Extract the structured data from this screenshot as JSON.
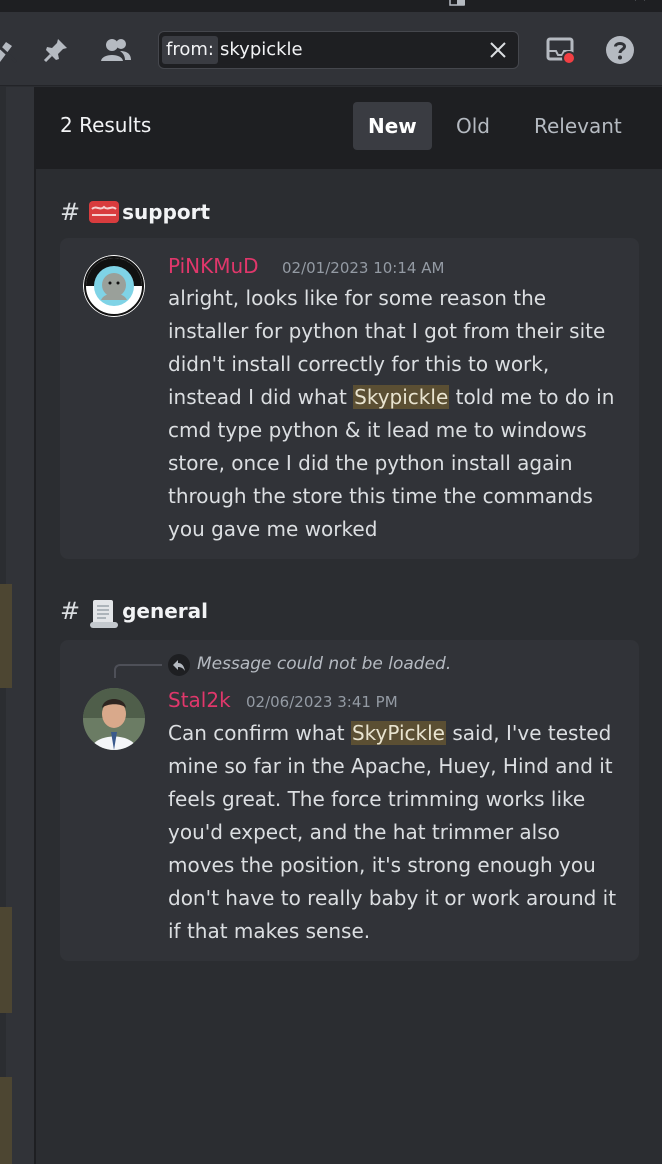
{
  "header": {
    "search_filter": "from:",
    "search_query": "skypickle"
  },
  "results": {
    "count_label": "2 Results",
    "sort_tabs": [
      {
        "label": "New",
        "active": true
      },
      {
        "label": "Old",
        "active": false
      },
      {
        "label": "Relevant",
        "active": false
      }
    ]
  },
  "groups": [
    {
      "channel_hash": "#",
      "channel_name": "support",
      "channel_emoji": "support-banner-icon",
      "message": {
        "author": "PiNKMuD",
        "timestamp": "02/01/2023 10:14 AM",
        "text_before": "alright, looks like for some reason the installer for python that I got from their site didn't install correctly for this to work, instead I did what ",
        "mention": "Skypickle",
        "text_after": " told me to do in cmd type python & it lead me to windows store, once I did the python install again through the store this time the commands you gave me worked"
      }
    },
    {
      "channel_hash": "#",
      "channel_name": "general",
      "channel_emoji": "scroll-icon",
      "reply_notice": "Message could not be loaded.",
      "message": {
        "author": "Stal2k",
        "timestamp": "02/06/2023 3:41 PM",
        "text_before": "Can confirm what ",
        "mention": "SkyPickle",
        "text_after": " said, I've tested mine so far in the Apache, Huey, Hind and it feels great. The force trimming works like you'd expect, and the hat trimmer also moves the position, it's strong enough you don't have to really baby it or work around it if that makes sense."
      }
    }
  ],
  "colors": {
    "author": "#e0376b",
    "mention_bg": "#5b4f33",
    "panel_bg": "#2b2d31",
    "card_bg": "#313338"
  }
}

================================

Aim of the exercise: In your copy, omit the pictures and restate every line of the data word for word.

Written reply:
Extract the structured data from this screenshot as JSON.
{
  "header": {
    "search_filter": "from:",
    "search_query": "skypickle"
  },
  "results": {
    "count_label": "2 Results",
    "sort_tabs": [
      {
        "label": "New",
        "active": true
      },
      {
        "label": "Old",
        "active": false
      },
      {
        "label": "Relevant",
        "active": false
      }
    ]
  },
  "groups": [
    {
      "channel_hash": "#",
      "channel_name": "support",
      "channel_emoji": "support-banner-icon",
      "message": {
        "author": "PiNKMuD",
        "timestamp": "02/01/2023 10:14 AM",
        "text_before": "alright, looks like for some reason the installer for python that I got from their site didn't install correctly for this to work, instead I did what ",
        "mention": "Skypickle",
        "text_after": " told me to do in cmd type python & it lead me to windows store, once I did the python install again through the store this time the commands you gave me worked"
      }
    },
    {
      "channel_hash": "#",
      "channel_name": "general",
      "channel_emoji": "scroll-icon",
      "reply_notice": "Message could not be loaded.",
      "message": {
        "author": "Stal2k",
        "timestamp": "02/06/2023 3:41 PM",
        "text_before": "Can confirm what ",
        "mention": "SkyPickle",
        "text_after": " said, I've tested mine so far in the Apache, Huey, Hind and it feels great. The force trimming works like you'd expect, and the hat trimmer also moves the position, it's strong enough you don't have to really baby it or work around it if that makes sense."
      }
    }
  ],
  "colors": {
    "author": "#e0376b",
    "mention_bg": "#5b4f33",
    "panel_bg": "#2b2d31",
    "card_bg": "#313338"
  }
}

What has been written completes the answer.